“This crowd is a microcosm for whom Drake speaks. He might not be the sole voice of our generation, but he’s definitely a voice of our generation. He’s postcategorization in a way that suggests he grew up with unlimited access to data, absorbing and synthesizing disparate scenes and eras and spitting out a product that feels unique to him. The age of information, meanwhile, has added to the problem of most young people being a bunch of narcissistic assholes by giving them a broader platform to act out in public than ever before. In this way, he is the leader of the new school of performative introspection.”
Drew Millard’s profile of Drake for Noisey struck a sour note for me. Not only in writing style (pedestrian phrasing paired with faux-lofty ideas), but in how it seemed to be an under-thought profile written about a boring, limited idea of a man rather than the complicated, under-nuanced man himself.

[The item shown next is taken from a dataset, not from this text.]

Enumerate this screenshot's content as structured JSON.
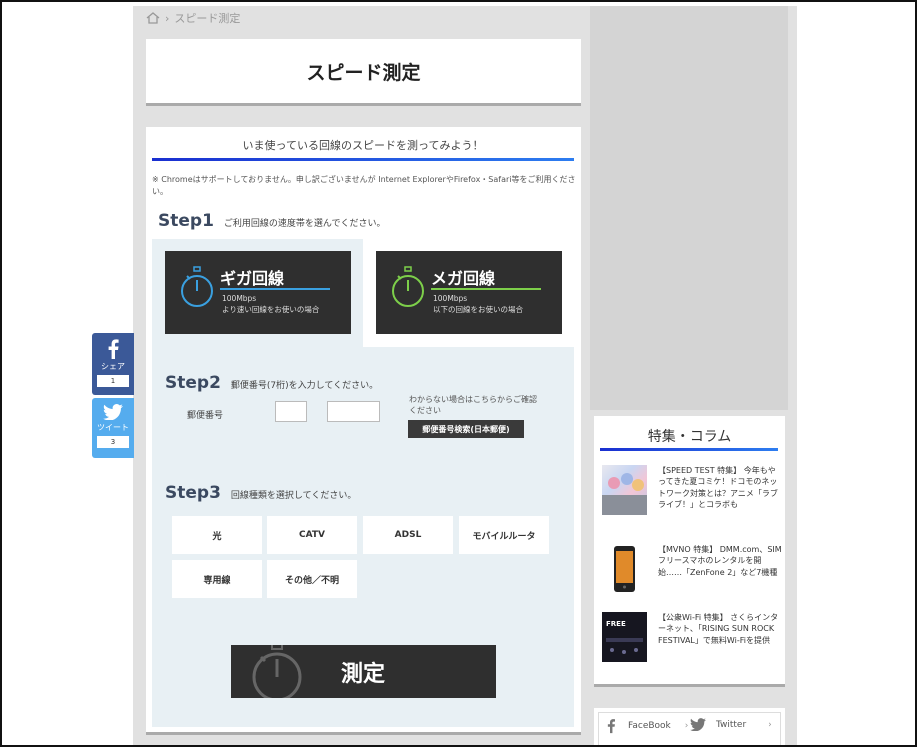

The immediately uninteresting angle of the profile is that Drake—or better clarified Millard’s idea of Drake—is that the rapper is “a potential voice of a generation”. “Drake is the voice of Black music in the 2010s” / “Drake is the Leader of the New Rap Middle Class”, would be good enough for a striking or provocative headline or thesis, instead this piece receives the vapid “Drake is Running for the President of the Universe” across its banner. The piece also begins with a bad joke-but-not-a-joke about “Drake walking into a bar”, so obviously the critical aim of the piece was not too high. Even to reduce the standards for this piece, it is alarming that for a profile as much about Drake as the people he’s supposed to speak for, that it glosses over any mentions class and race, except a weak section about Drake dismissing his own sexism. Beyond being young and using social media (the entire developed world is his audience?!), I do not have any image of the type of people that Drake is supposed to represent.
Millard calls Drake “postcategorization”, which rings false. No one, no matter how famous and successful is able to evade the cultural boxes people are placed in be it race, religion, class or gender; and giving Drake that ability reduces him down. The Drake in this piece could not be a strong black man or the vision of a successful middle class rapper, because he is given none of those markers to work with. The Drake from this piece would fill out a census with “Income: Drake” and “Hometown: Drake”. Millard placing Drake potentially as a figure to speak for his generation is already a low-stakes claim, but even more so when he exists as a race of one. How can one person speak for an entire generation, if they never appear in the people they represent?
Drake here might be placed above categorization, but that is a luxury that does not exist for the real Drake, and certainly doesn’t for anyone that listens and enjoys his music. The people who appreciate and relate to Drake do it because they see something in him, his words and actions that reveal something about them. What Katherine’s piece a couple weeks back perfectly captured was that Drake’s music/worldview doesn’t include her in anyway, and that is my issue with Millard’s piece. Where the actual Drake makes music that limits and reduces down the women in his life, to the point that for Katherine that he closed off any entry points into his music. Millard for myself transforms Drake into a figure I can no longer see myself in, which is to be perfectly honest is an impressive feat. Millard takes a Black suburban pop star, who shares my unkempt afro that I have identified with many times before and whitewashes him to an unrecognizable degree.